Tuesday, August 11, 2009

First blood

For a change, and a challenge, I thought it a good idea to fish a different stretch of river. It's often hard to leave the comfort zone when you've had a good session or two but then again you can try to ride your luck elsewhere.

I'd checked the weather forecast on the BBC website and rain was predicted to arrive after dark. I put the brolly in, just in case they were right. As I got out of the car on arriving at the river to meet a customer at five the rain arrived. Just a light shower that soon passed. After doing the dodgy deal I got back in the car and set off to look at another stretch I had yet to fish. Half a mile along the road the rain came back. Heavier and more persistent this time. Knowing that a walk would be involved I carried on to the stretch I'd walked on Sunday. I could fish closer to the car there.

Getting the gear out of the car I realised that I had no PVA bags of pellets tied up, and trying to tie them under a brolly would be almost impossible. I left the rucksack and rods in the rain and jumped in the back of the car with my pellet bucket. I spent fifteen minutes or so making up pellet bags and eating my butties before trotting (more like limping!) off upstream.

The rain eased as I walked past the only other angler on the bank. I dropped my tackle by the first swim I fancied, but I was compelled to have a look at the next swim along. There was definitely something about it. Maybe the flow patterns appealed subconsciously. The gear was moved and carried gingerly down the bank.

The first task was to cast a lead around to get a feel for the swim. Then I droppered out some pellets upstream and about a third of the way across the river. Some more pellets were thrown downstream (I forgot my catty) about a rod length out. An 8mm crab Pellet-O went upstream and an Oyster and Mussel boilie downstream. By six thirty I was settled in with the brolly up - rather pointlessly as it turned out. The high bank at my back made it difficult to get the brolly angled to get any real shelter from the light rain, especially with the upstream wind that was blowing. Still, it wasn't cold and the rain was more of a drizzle.

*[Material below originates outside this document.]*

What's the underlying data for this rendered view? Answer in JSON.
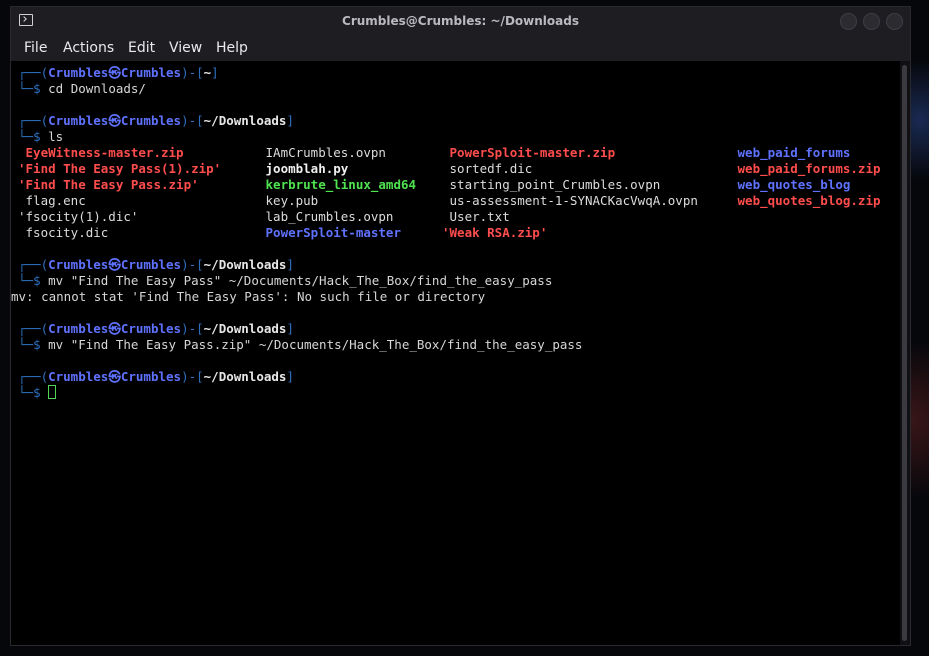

Even with the rain there were swallows wheeling around and twittering. They will be feeding up ready for their long journey south. There was certainly a good hatch of some sort of flies on the river so they should be well fuelled.

It wasn't long before something showed an interest in the pellet. The rod shook and the line fell slack, but there was nothing attached when I wound down. Then there was a really sharp chub knock on the boilie rod. I thought I might be in with a chance of a fish of some description.

As the light was starting to fade, early with the heavy cloud cover, there was another shake of the pellet rod and this time the line fell slack, and slacker, eventually moving downstream and into the wind. That had to be a hooked fish. Sure enough there was a fish kicking when I got a tight line. Eel. Fortunately lip-hooked and not wrapped up the line it was easily flicked from the hook.

Half an hour later the boilie rod started dancing and a feisty chub of some four pounds was netted. That would do me for a first session on the stretch. I hadn't blanked. I'd fish until ten come what may. I'd seen enough of the stretch to want to return.

At half nine I started to tidy the gear away. I'd put the rods on my short sticks with the alarms attached. While I was sorting the gear out I switched the alarms on. There not being anyone around to disturb should one go off. The rucksack, chair and bucket were carried up the bank and I was stood watching the rods for the final few minutes when the tip of the pellet rod tapped. I was watching it for further movement when the other alarm sounded out a one-toner. The rod was pivoted round on the rest and the butt off the deck!

I grabbed the rod and applied finger pressure to the spool as the fish continued taking line against the baitrunner. I flicked the 'runner off and started to make some impression. Not being too sure what the river bed was like in front of me I leaned into the fish and it came upstream. When it passed me and carried on upstream I was beginning to wonder what it might be. As I stopped its powerful run out to mid-river it rolled over on the surface and soon after was in the net. Nice! I staked the net and scrabbled up the bank for the scales - the sling was in my quiver still by the rods.

A starter for ten

The fish looked a 'nine', but felt heavier. The Avon's needle removed any doubt by spinning round more than 360 degrees. Back in the net for a rest while I sorted the camera out. There was more of that damp stuff falling now, so I threw my towel over the camera while I carried the fish up the bank. A few snaps then back to the water. As soon as the mesh was submerged the barbel was trying to swim away. I dropped the net cord and helped her over it. Away she went, swimming strongly out of the beam of my head torch. I finished packing the rods and net away. I ate a Nutrigrain bar before trudging back to the car damp, but satisfied that a combination of instinct and watercraft had put a fish on the bank.